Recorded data
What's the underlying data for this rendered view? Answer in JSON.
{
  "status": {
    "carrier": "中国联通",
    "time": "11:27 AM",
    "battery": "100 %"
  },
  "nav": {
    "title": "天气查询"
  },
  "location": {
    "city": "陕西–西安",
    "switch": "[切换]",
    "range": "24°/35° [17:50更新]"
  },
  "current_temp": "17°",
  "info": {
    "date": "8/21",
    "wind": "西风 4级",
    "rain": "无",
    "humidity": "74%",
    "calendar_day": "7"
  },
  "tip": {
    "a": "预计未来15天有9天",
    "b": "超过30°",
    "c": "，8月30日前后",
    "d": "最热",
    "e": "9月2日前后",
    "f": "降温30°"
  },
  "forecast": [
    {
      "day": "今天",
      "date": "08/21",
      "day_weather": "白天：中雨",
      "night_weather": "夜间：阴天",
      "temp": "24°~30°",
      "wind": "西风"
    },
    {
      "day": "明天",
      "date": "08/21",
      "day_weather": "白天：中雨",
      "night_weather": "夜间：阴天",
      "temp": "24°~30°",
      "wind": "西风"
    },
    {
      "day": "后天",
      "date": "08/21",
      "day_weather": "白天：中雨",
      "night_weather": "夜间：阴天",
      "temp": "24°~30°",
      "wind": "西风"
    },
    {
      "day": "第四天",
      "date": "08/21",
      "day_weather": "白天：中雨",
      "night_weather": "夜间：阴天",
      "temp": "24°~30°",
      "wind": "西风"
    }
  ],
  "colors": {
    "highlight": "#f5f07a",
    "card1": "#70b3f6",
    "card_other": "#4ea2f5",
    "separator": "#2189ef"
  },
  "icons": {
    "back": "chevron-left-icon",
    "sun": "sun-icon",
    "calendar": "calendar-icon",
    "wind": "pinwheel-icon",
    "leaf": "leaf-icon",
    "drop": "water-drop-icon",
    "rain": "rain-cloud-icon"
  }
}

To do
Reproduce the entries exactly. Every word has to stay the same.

Answer section
What's the underlying data for this rendered view? Answer in JSON.
{
  "status": {
    "carrier": "中国联通",
    "time": "11:27 AM",
    "battery": "100 %"
  },
  "nav": {
    "title": "天气查询"
  },
  "location": {
    "city": "陕西–西安",
    "switch": "[切换]",
    "range": "24°/35° [17:50更新]"
  },
  "current_temp": "17°",
  "info": {
    "date": "8/21",
    "wind": "西风 4级",
    "rain": "无",
    "humidity": "74%",
    "calendar_day": "7"
  },
  "tip": {
    "a": "预计未来15天有9天",
    "b": "超过30°",
    "c": "，8月30日前后",
    "d": "最热",
    "e": "9月2日前后",
    "f": "降温30°"
  },
  "forecast": [
    {
      "day": "今天",
      "date": "08/21",
      "day_weather": "白天：中雨",
      "night_weather": "夜间：阴天",
      "temp": "24°~30°",
      "wind": "西风"
    },
    {
      "day": "明天",
      "date": "08/21",
      "day_weather": "白天：中雨",
      "night_weather": "夜间：阴天",
      "temp": "24°~30°",
      "wind": "西风"
    },
    {
      "day": "后天",
      "date": "08/21",
      "day_weather": "白天：中雨",
      "night_weather": "夜间：阴天",
      "temp": "24°~30°",
      "wind": "西风"
    },
    {
      "day": "第四天",
      "date": "08/21",
      "day_weather": "白天：中雨",
      "night_weather": "夜间：阴天",
      "temp": "24°~30°",
      "wind": "西风"
    }
  ],
  "colors": {
    "highlight": "#f5f07a",
    "card1": "#70b3f6",
    "card_other": "#4ea2f5",
    "separator": "#2189ef"
  },
  "icons": {
    "back": "chevron-left-icon",
    "sun": "sun-icon",
    "calendar": "calendar-icon",
    "wind": "pinwheel-icon",
    "leaf": "leaf-icon",
    "drop": "water-drop-icon",
    "rain": "rain-cloud-icon"
  }
}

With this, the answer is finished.